## [Problem to work on]
Go through the data below. Pull out every line that has the word "icon".

····················

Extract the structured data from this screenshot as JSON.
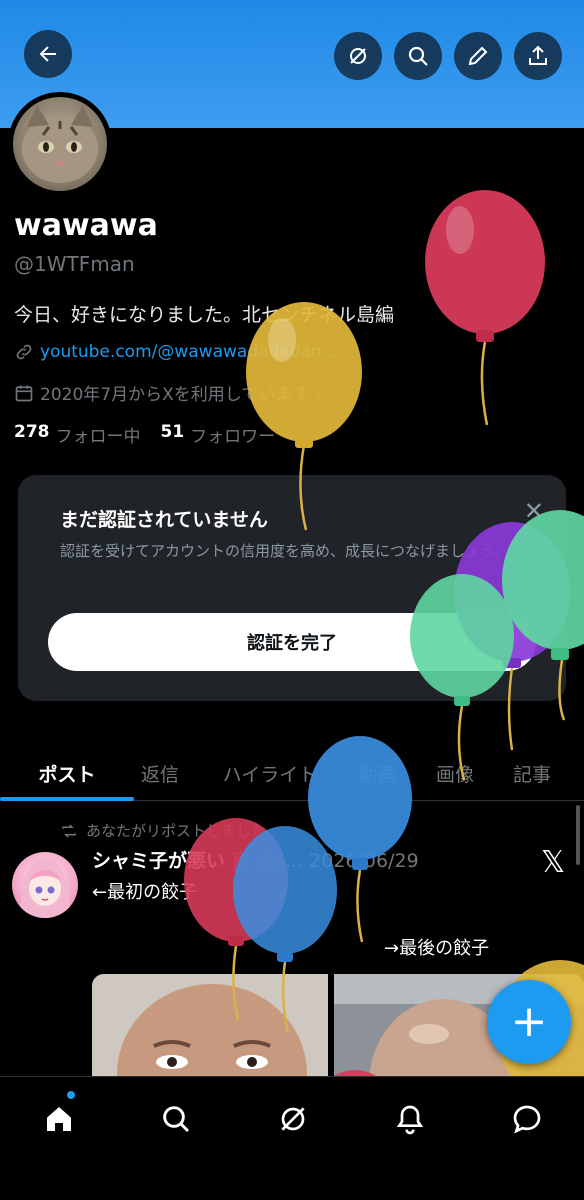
{
  "header": {
    "back_icon": "back-arrow-icon",
    "actions": [
      "grok-icon",
      "search-icon",
      "edit-icon",
      "share-icon"
    ]
  },
  "profile": {
    "name": "wawawa",
    "handle": "@1WTFman",
    "bio": "今日、好きになりました。北センチネル島編",
    "link": "youtube.com/@wawawadadadan...",
    "joined": "2020年7月からXを利用しています",
    "following_count": "278",
    "following_label": "フォロー中",
    "followers_count": "51",
    "followers_label": "フォロワー"
  },
  "verify_card": {
    "title": "まだ認証されていません",
    "text": "認証を受けてアカウントの信用度を高め、成長につなげましょう。",
    "button": "認証を完了",
    "close": "✕"
  },
  "tabs": [
    "ポスト",
    "返信",
    "ハイライト",
    "動画",
    "画像",
    "記事"
  ],
  "active_tab": "ポスト",
  "post": {
    "repost_note": "あなたがリポストしました",
    "author": "シャミ子が悪い",
    "author_rest": "良 @s...",
    "date": "2026/06/29",
    "text1": "←最初の餃子",
    "text2": "→最後の餃子"
  },
  "fab_label": "+",
  "nav": [
    "home-icon",
    "search-icon",
    "grok-icon",
    "notifications-icon",
    "messages-icon"
  ],
  "colors": {
    "accent": "#1d9bf0",
    "banner": "#2a8fe8",
    "balloon_red": "#d63a58",
    "balloon_yellow": "#e3b93a",
    "balloon_green": "#5ed6a2",
    "balloon_purple": "#8a3bd8",
    "balloon_blue": "#3a8ee0"
  }
}
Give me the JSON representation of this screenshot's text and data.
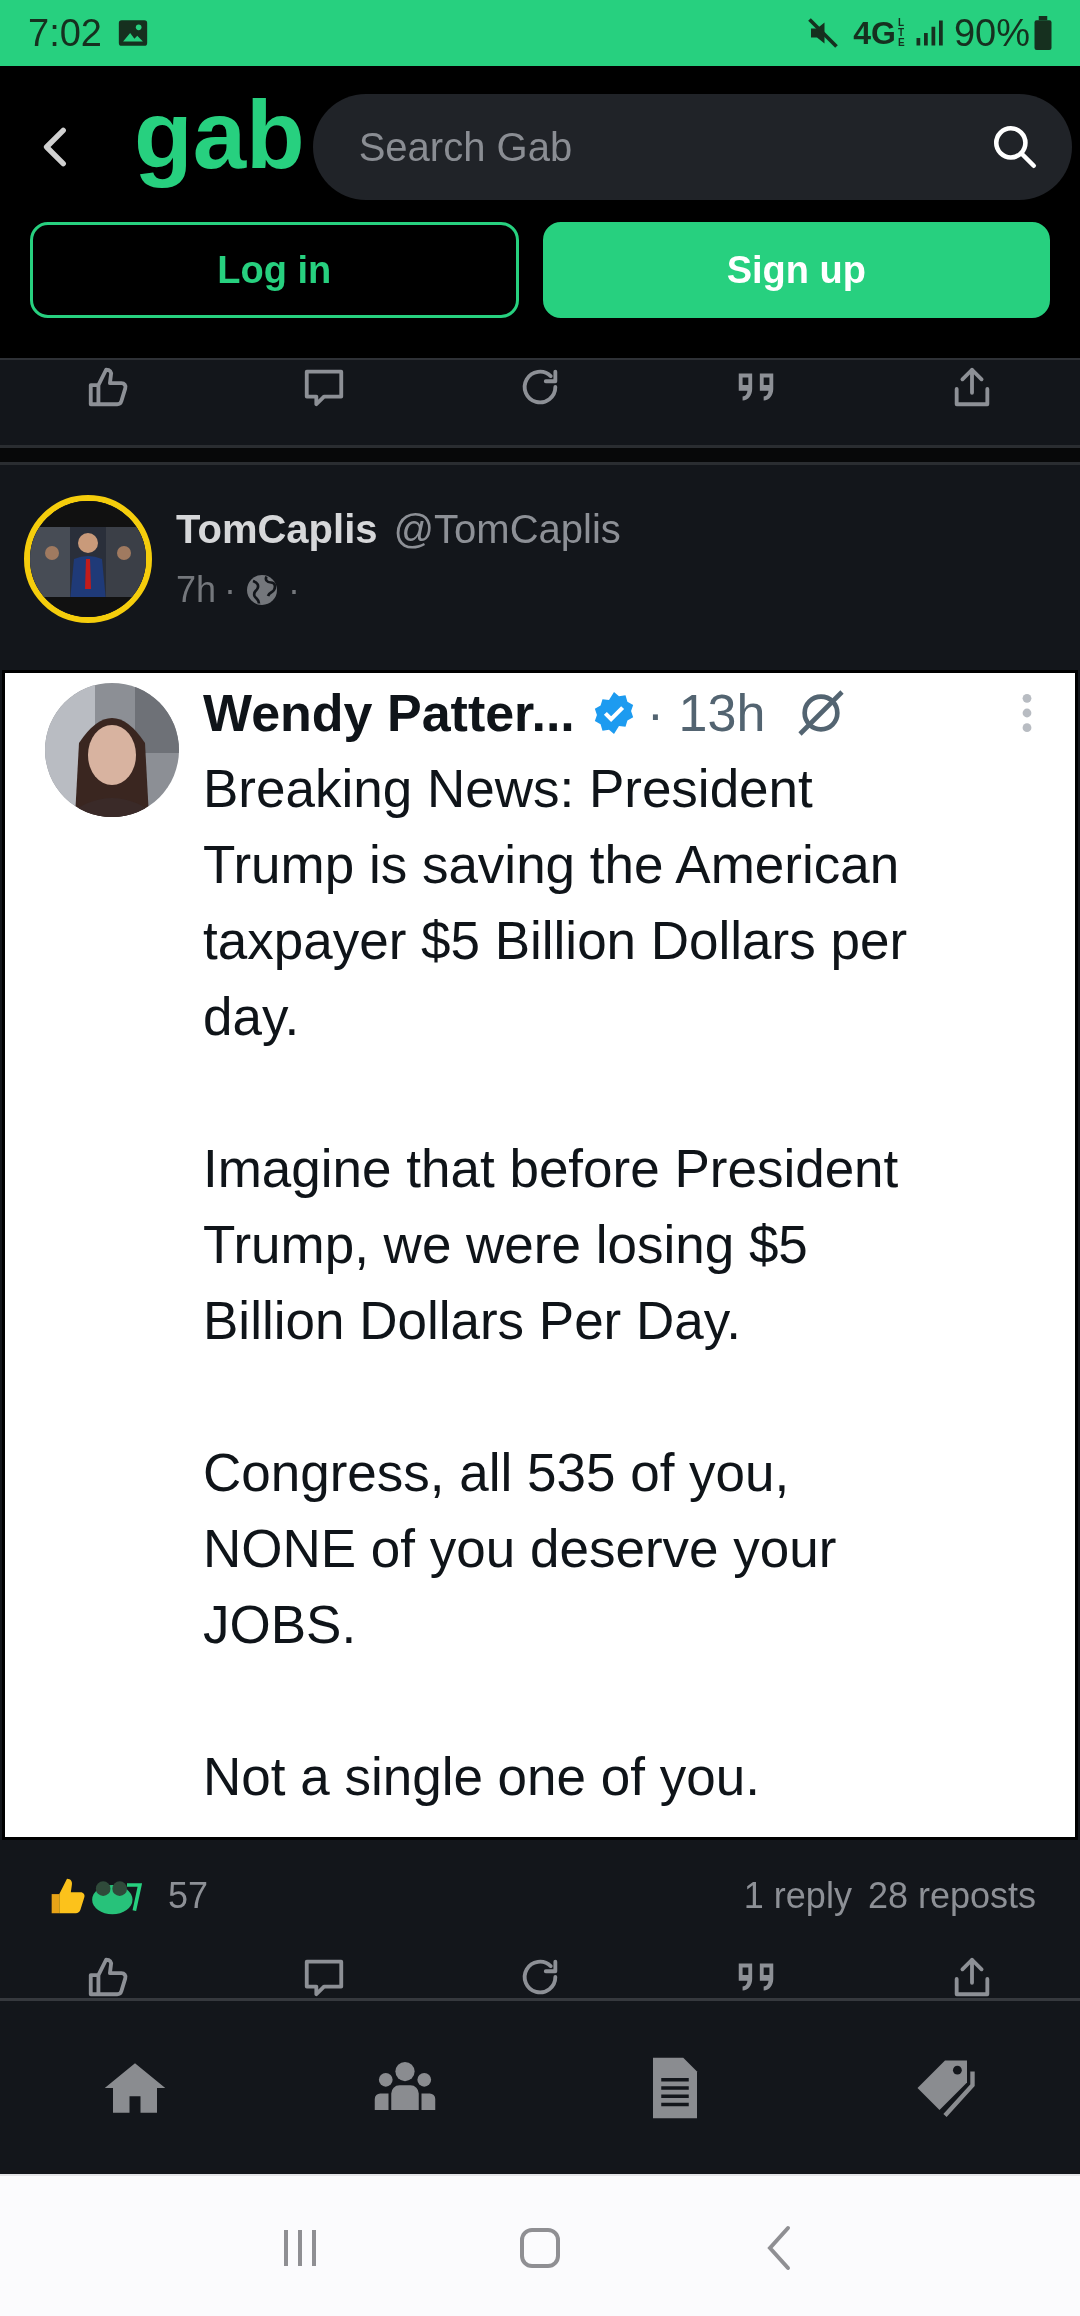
{
  "status_bar": {
    "time": "7:02",
    "network": "4G",
    "network_sub": "LTE",
    "battery": "90%"
  },
  "header": {
    "logo": "gab",
    "search": {
      "placeholder": "Search Gab"
    },
    "buttons": [
      {
        "label": "Log in",
        "kind": "outline"
      },
      {
        "label": "Sign up",
        "kind": "filled"
      }
    ]
  },
  "post": {
    "author": "TomCaplis",
    "handle": "@TomCaplis",
    "time": "7h",
    "dots": [
      "·",
      "·"
    ],
    "embedded_tweet": {
      "name": "Wendy Patter...",
      "verified": true,
      "time": "· 13h",
      "paragraphs": [
        "Breaking News: President\nTrump is saving the American\ntaxpayer $5 Billion Dollars per\nday.",
        "Imagine that before President\nTrump, we were losing $5\nBillion Dollars Per Day.",
        "Congress, all 535 of you,\nNONE of you deserve your\nJOBS.",
        "Not a single one of you."
      ]
    },
    "reaction_count": "57",
    "replies": "1 reply",
    "reposts": "28 reposts"
  }
}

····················

## [Result below]
    "back_icon": "back-arrow-icon",
      "grok-icon",
      "search-icon",
      "edit-icon",
      "share-icon"
    "home-icon",
    "search-icon",
    "grok-icon",
    "notifications-icon",
    "messages-icon"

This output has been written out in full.